A fresh, stimulating and dynamic discussion on the future of the European Union (EU) was held yesterday at STAM Europa in Brussels. Organised by Stand Up for Europe in collaboration with the Intercultural Dialogue Platform and JEF Belgium, the event brought together newly elected Members of the European Parliament, political analysts, civil society representatives, and over 50 enthusiastic participants. The primary focus was on analysing the results of the recent 2024 European Parliament elections and their implications for the next five years, with a particular emphasis on youth priorities and expectations.

The event began with a warm welcome and introduction by Sebastian Berchesan, Executive Secretary at Stand Up for Europe, who also served as the evening’s moderator. Following a brief presentation of the speakers, Suzana Carp, European Climate and Energy Policy Specialist from the ECIT Foundation, took the floor. In her address, Ms. Carp underscored the urgent need for Europe to bolster its competitiveness, deepen its integration, and reaffirm its commitment to the Green Deal. She provided concrete examples, highlighting the necessity of investing in research and innovation to maintain a competitive edge and the importance of cohesive policies that strengthen EU integration. Among her suggestions were the creation of transnational lists and allowing citizens to vote for representatives beyond their own countries, thereby strengthening the EU identity of its citizens. Her insights set a robust foundation for the evening’s discussions, emphasising the critical role of sustainable development in Europe’s future.

The second speaker, Anna Strolenberg, a newly elected 28-year-old MEP from the Netherlands representing the Greens, spoke passionately about her motivations for entering politics and her priorities as a young MEP. Ms. Strolenberg outlined several areas she aims to focus on during her current mandate, including asylum and migration, freedom of the press, agriculture, and youth engagement. Building on Suzana Carp’s reflections on enhanced EU integration, she emphasised the importance of deepening the integration process and adopting a more European perspective rather than a national one.

Ludmila Malai, Youth Activist and EU Project Manager at the Intercultural Dialogue Platform (IDP), presented the organisation’s position paper focusing on critical issues such as democracy and human rights, press freedom, civic engagement among youth, and intercultural dialogue. She reiterated the need for a vibrant democracy and continued efforts to preserve democracy in Europe through active citizen engagement. Malai stressed that human rights are non-negotiable and must be upheld under all circumstances, including for migrants and refugees. According to the IDP, while a clearly articulated common implementation plan is needed for the recently adopted Pact on Asylum and Migration, policymakers must strive for continuous amendments and improvements to the document. She also pointed to the need to vigorously defend press freedom, noting that the release of Julian Assange after a plea deal could set a dangerous precedent for investigative journalists.

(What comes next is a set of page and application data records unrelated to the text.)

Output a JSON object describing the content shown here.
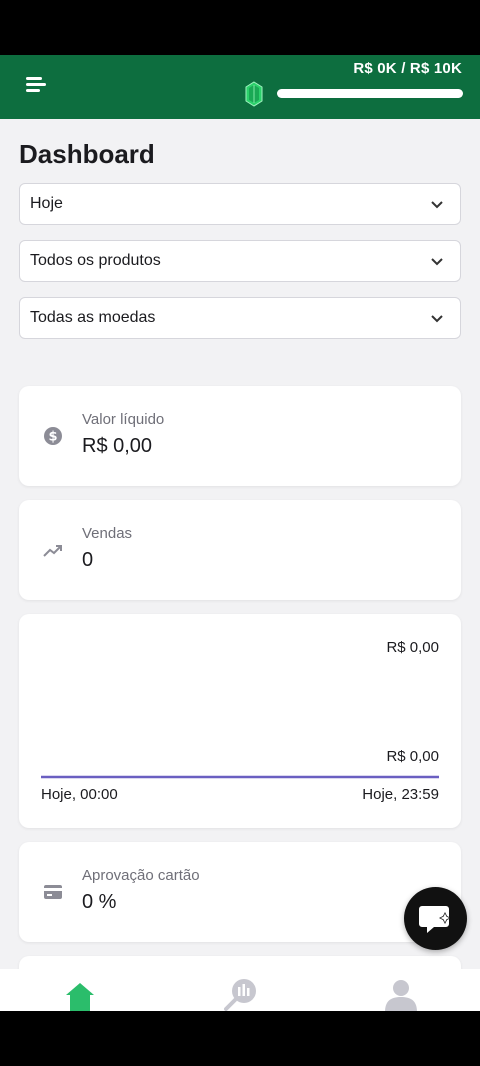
{
  "header": {
    "goal_text": "R$ 0K / R$ 10K",
    "goal_progress": 0,
    "brand_color": "#0d6e3f",
    "icons": [
      "menu-icon",
      "gem-icon"
    ]
  },
  "page": {
    "title": "Dashboard"
  },
  "filters": {
    "period": "Hoje",
    "product": "Todos os produtos",
    "currency": "Todas as moedas"
  },
  "cards": {
    "net_value": {
      "label": "Valor líquido",
      "value": "R$ 0,00",
      "icon": "dollar-coin-icon"
    },
    "sales": {
      "label": "Vendas",
      "value": "0",
      "icon": "trending-up-icon"
    },
    "card_approval": {
      "label": "Aprovação cartão",
      "value": "0 %",
      "icon": "credit-card-icon"
    }
  },
  "chart_data": {
    "type": "line",
    "x": [
      "Hoje, 00:00",
      "Hoje, 23:59"
    ],
    "series": [
      {
        "values": [
          0,
          0
        ],
        "color": "#6a5fc1"
      }
    ],
    "y_top_label": "R$ 0,00",
    "y_bottom_label": "R$ 0,00",
    "x_start_label": "Hoje, 00:00",
    "x_end_label": "Hoje, 23:59"
  },
  "bottom_nav": {
    "items": [
      "home-icon",
      "analytics-icon",
      "profile-icon"
    ],
    "active": "home-icon",
    "active_color": "#2bbd6b"
  },
  "fab": {
    "icon": "chat-sparkle-icon"
  }
}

As a youth activist, Malai argued that Europe should invest heavily in youth leadership programs, civic initiatives, and skill-building workshops to empower young people with the knowledge, confidence, and tools they need to become effective advocates and leaders, including political decision-makers. Finally, as a representative of the Intercultural Dialogue Platform, she highlighted the vital role of intercultural dialogue in addressing rising polarisation in Europe and building more cohesive societies.

Following the presentation of the position paper, panellists and participants engaged in a lively discussion with numerous comments and questions. Anna Strolenberg expressed her openness to receiving concrete ideas and proposals, particularly concerning youth issues, and declared her commitment to making a significant impact during her mandate. Referring to the pillar of democracy, she underlined the need to follow up on the results of the Conference on the Future of Europe and other participatory and deliberative practices with citizens, making sure that such practices, instead of bringing citizens closer to policymakers, do not alienate them further in case of failure to translate citizens’ recommendations into real policies. 

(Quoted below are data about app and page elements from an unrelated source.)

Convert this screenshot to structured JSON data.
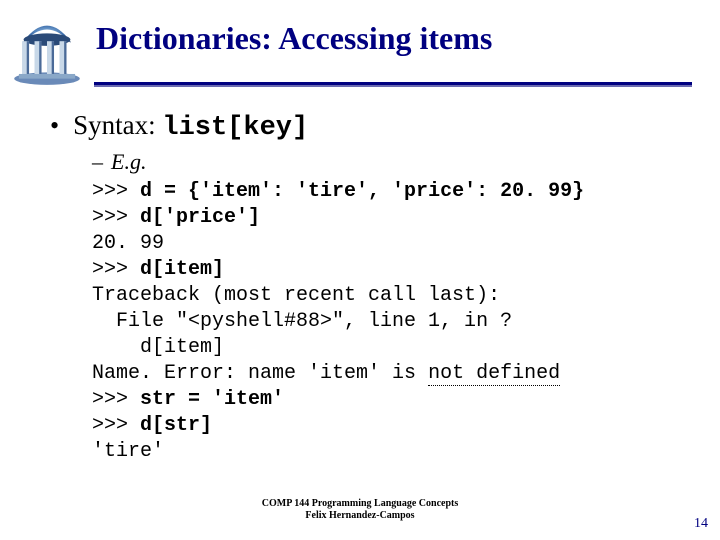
{
  "title": "Dictionaries: Accessing items",
  "bullet": "•",
  "syntax_label": "Syntax: ",
  "syntax_code": "list[key]",
  "dash": "–",
  "eg_label": "E.g.",
  "code": {
    "l1a": ">>> ",
    "l1b": "d = {'item': 'tire', 'price': 20. 99}",
    "l2a": ">>> ",
    "l2b": "d['price']",
    "l3": "20. 99",
    "l4a": ">>> ",
    "l4b": "d[item]",
    "l5": "Traceback (most recent call last):",
    "l6": "  File \"<pyshell#88>\", line 1, in ?",
    "l7": "    d[item]",
    "l8a": "Name. Error: name 'item' is ",
    "l8b": "not defined",
    "l9a": ">>> ",
    "l9b": "str = 'item'",
    "l10a": ">>> ",
    "l10b": "d[str]",
    "l11": "'tire'"
  },
  "footer1": "COMP 144 Programming Language Concepts",
  "footer2": "Felix Hernandez-Campos",
  "page_number": "14"
}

After a series of questions and interesting reflections from the audience, the panel continued with an in-depth analysis of the election results per country by JEF Belgium representative Thomas De Cuyper, including voting trends, youth turnout and the wider implications for EU policies and governance.

The event concluded with a final round of questions from the audience, followed by an informal networking session where participants continued their discussions over drinks. This provided a valuable opportunity for young people, civil society representatives and speakers to connect and exchange ideas in a more relaxed setting.

The event successfully achieved its objective of fostering dialogue between experts, policymakers and young Europeans. The discussions at STAM Europa reiterated the importance of involving young people in shaping a resilient and forward-looking European Union and highlighted the collective commitment to ensure that young people’s voices are heard and considered in the EU’s policy-making processes.